Cut Your Budget
Unfortunately, we have no way of knowing how long this pandemic — and its effects on the economy — will last. That’s why it’s important that you create a workable budget, projecting into several weeks of uncertainty.
Start by reviewing your expenses and establishing how much you spend monthly. Consult your bank statements, financial files, and receipts to determine this figure. Then, look for expenses that you can avoid during the crisis.
For example, you won’t be dining out or grabbing drinks with friends. Although some of this money will be rerouted towards groceries, any extra can be put into your savings. The same goes for clothing purchases and standing appointments such as hair and nails.
Any non-essential spending should be put on hold so that money can be added to your savings, ensuring you have enough to cover essentials like rent, should you find yourself out of work or working on reduced hours.
Consider setting up auto drafts on your checking account for payment of bills and purchase of groceries. This could be once a week or every two weeks. With such a schedule, you’ll avoid potential pitfalls that lead to overspending.
Don’t forget about your stimulus check. Depending on your priorities and financial situation, that check should either go into a savings account or investment fund, or towards debt repayment.
File for Unemployment
If you do end up loosing your job or having your hours drastically cut as a result of Covid-19, you’ll need to file for unemployment. File your claim as soon as you lose your job or have your working hours significantly reduced.
With so many other people trying to file, you may experience issues, errors, or system crashes on the site. Be patient. You will be able to file your claim, it just might take a few attempts. If you’ve tried several times over the course of the day and still experience issues, you can always call the IRS directly through the telephone number provided on the unemployment help site.
Enhance your chances of completing the process in a timely manner by having all your documentation ready. This includes your employers ID number, your most recent W2, bank account information (if you plan on applying for direct deposit), and your social security number.
The good news is, with the new stimulus package, everyone eligible for unemployment benefits will receive an extra $600 a week from the federal government until July 2020. You may end up making more money than when you were employed full-time!
Remember: You’re Not Alone in This
All this may seem too much, but remember you’re not in it alone. A pandemic presents many complexities and has far-reaching effects on a better part of the population. Don’t take any of it personally, whether you lose your job or have your hours cut.
If the situation makes you feel frustrated or scared, reach out for help. Talk to family and friends. There are also online therapists available to those who need extra support.
And don’t forget, even with the economy transitioning to a work-from-home model, you can still look for a new job online. Here’s a great place to start. You may be surprised at the number of remote positions available.

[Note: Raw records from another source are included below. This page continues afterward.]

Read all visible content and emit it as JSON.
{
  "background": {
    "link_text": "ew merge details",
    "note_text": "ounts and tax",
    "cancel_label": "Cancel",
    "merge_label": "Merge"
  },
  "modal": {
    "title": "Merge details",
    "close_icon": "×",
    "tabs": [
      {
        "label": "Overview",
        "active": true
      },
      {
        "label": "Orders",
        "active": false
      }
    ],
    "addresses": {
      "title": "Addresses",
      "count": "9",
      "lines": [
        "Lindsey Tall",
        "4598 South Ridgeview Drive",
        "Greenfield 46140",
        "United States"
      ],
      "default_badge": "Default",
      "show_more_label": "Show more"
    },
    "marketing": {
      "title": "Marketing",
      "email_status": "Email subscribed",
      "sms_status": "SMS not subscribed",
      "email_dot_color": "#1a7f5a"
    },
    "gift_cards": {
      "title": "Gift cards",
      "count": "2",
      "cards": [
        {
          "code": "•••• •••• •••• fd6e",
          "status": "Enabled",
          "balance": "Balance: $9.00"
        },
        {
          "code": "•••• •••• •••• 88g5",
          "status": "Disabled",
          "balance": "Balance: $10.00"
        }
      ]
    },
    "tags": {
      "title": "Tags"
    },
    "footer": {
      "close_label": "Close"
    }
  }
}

About Ashley Lipman: Ashley is a content marketing specialist and award-winning writer. She is passionate about providing knowledge to readers worldwide on topics closest to her heart — all things digital.